The bill would create a special process to suspend the filibuster on a one-time basis and enable the Senate to lift the debt ceiling with a simple majority. That means it can be done quickly with only Democratic votes and a tiebreaker from Vice President Kamala Harris in the Senate.

The measure would also avert automatic cuts to Medicare that lawmakers largely agree should be avoided. It is the product of negotiations between Senate Majority Leader Chuck Schumer, D-N.Y., and Minority Leader Mitch McConnell, R-Ky., that satisfies demands from both parties by creating a complicated process to perform the simple task of lifting the debt ceiling.

McConnell gets to minimize the GOP fingerprint on a debt limit increase, which Republicans are hoping to weaponize in the 2022 election, as the process would force Democrats to raise it to a dollar amount, rather than suspend it to a particular date.

And Democrats were able to avoid using the budget reconciliation process to do it on a purely partisan basis, which they said would be arduous. Instead, they can now argue the GOP assisted with the process.

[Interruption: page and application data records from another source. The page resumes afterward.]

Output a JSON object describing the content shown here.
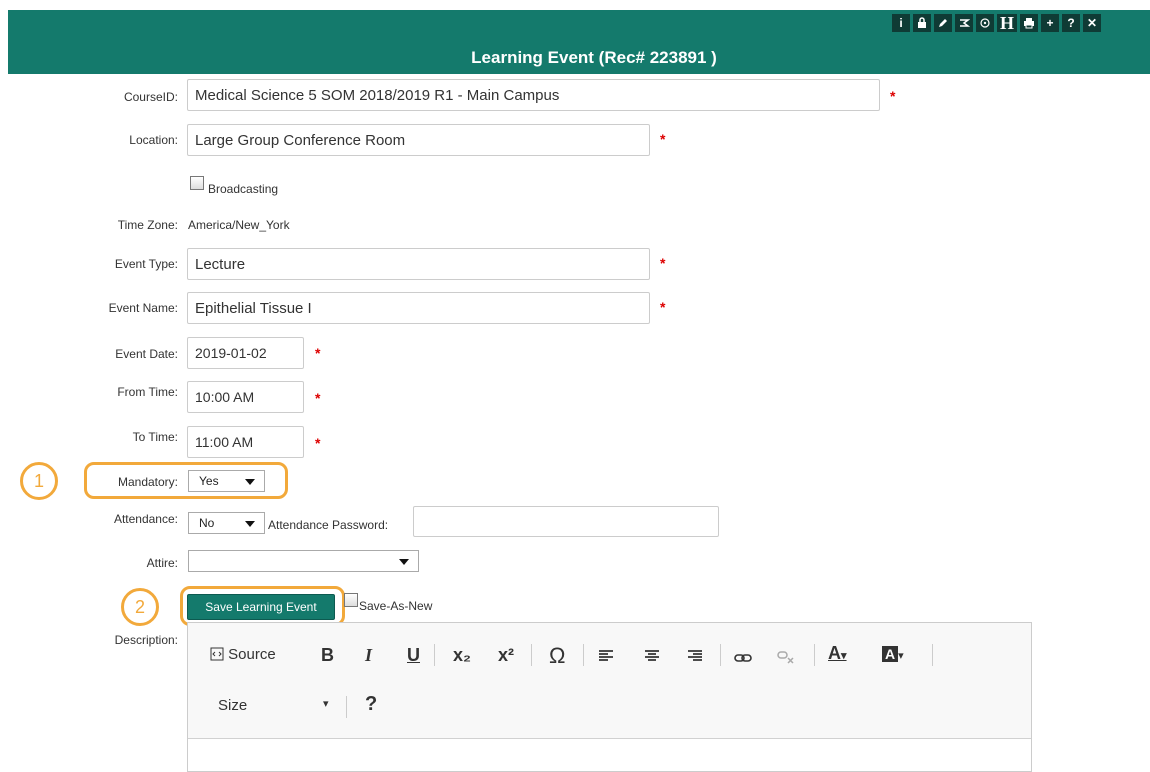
{
  "header": {
    "title": "Learning Event (Rec# 223891 )",
    "toolbar": [
      "i",
      "🔒",
      "✎",
      "⚖",
      "✥",
      "H",
      "🖶",
      "+",
      "?",
      "✕"
    ],
    "toolbar_icons": [
      "info-icon",
      "lock-icon",
      "edit-icon",
      "approve-icon",
      "move-icon",
      "heading-icon",
      "print-icon",
      "add-icon",
      "help-icon",
      "close-icon"
    ]
  },
  "form": {
    "course_label": "CourseID:",
    "course_value": "Medical Science 5 SOM 2018/2019 R1 - Main Campus",
    "location_label": "Location:",
    "location_value": "Large Group Conference Room",
    "broadcasting_label": "Broadcasting",
    "timezone_label": "Time Zone:",
    "timezone_value": "America/New_York",
    "event_type_label": "Event Type:",
    "event_type_value": "Lecture",
    "event_name_label": "Event Name:",
    "event_name_value": "Epithelial Tissue I",
    "event_date_label": "Event Date:",
    "event_date_value": "2019-01-02",
    "from_time_label": "From Time:",
    "from_time_value": "10:00 AM",
    "to_time_label": "To Time:",
    "to_time_value": "11:00 AM",
    "mandatory_label": "Mandatory:",
    "mandatory_value": "Yes",
    "attendance_label": "Attendance:",
    "attendance_value": "No",
    "attendance_password_label": "Attendance Password:",
    "attendance_password_value": "",
    "attire_label": "Attire:",
    "attire_value": "",
    "required_mark": "*",
    "save_button": "Save Learning Event",
    "save_as_new_label": "Save-As-New",
    "description_label": "Description:"
  },
  "callouts": {
    "one": "1",
    "two": "2"
  },
  "editor": {
    "source": "Source",
    "bold": "B",
    "italic": "I",
    "underline": "U",
    "subscript": "x₂",
    "superscript": "x²",
    "special_char": "Ω",
    "link": "⊖",
    "unlink": "⊗",
    "text_color": "A",
    "bg_color": "A",
    "size_label": "Size",
    "help": "?"
  },
  "colors": {
    "header": "#147a6c",
    "callout": "#f2a93b",
    "required": "#dd0000"
  }
}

The 10 Republican senators who joined Democrats in Thursday's vote were: John Barrasso, of Wyoming; Roy Blunt, of Missouri; Shelley Moore Capito, of West Virginia; Susan Collins, of Maine; Lisa Murkowski, of Alaska; Rob Portman, of Ohio; Mitt Romney, of Utah; John Thune, of South Dakota; Thom Tillis, of North Carolina; and McConnell.

Murkowski said the process is “not ideal” but “it's the right thing to do.”

“Because the last thing in the world this country needs is a default. And so we've set up a process to avoid default,” Murkowski told reporters.

Democrats are discussing a debt ceiling hike somewhere between $2 trillion and $3 trillion, with the goal of extending it through the 2022 midterms, two sources told NBC News.

The Treasury Department has set a Dec. 15 deadline to extend the country's borrowing authority, warning of catastrophic economic consequences if Congress fails to act in time.

A debt ceiling increase does not add to the national debt. It enables Congress to pay bills it has accrued and meet obligations for red ink created by both parties over decades.

Earlier on Thursday, the Senate voted 64-36 to break a filibuster and advance the bill, with 14 Republicans joining all Democrats.

Some Republicans were skeptical that the Schumer-McConnell deal could come back to haunt them.

Sen. Ted Cruz of Texas said that suspending the filibuster in this manner would create "disturbing precedent" as it "opens the door for Democrats to try to do that in the future" on progressive priorities.

Sen. Elizabeth Warren, D-Mass., said Democrats should create more exemptions on issues like voting rights legislation, although further exemptions would again require 60 votes to create in the same way.

"This is an exception to the filibuster. And the Republicans have just signed on. It's proof that it's possible to create exceptions to the filibuster and move forward when it's important," Warren said. "Do it once, let's do it twice."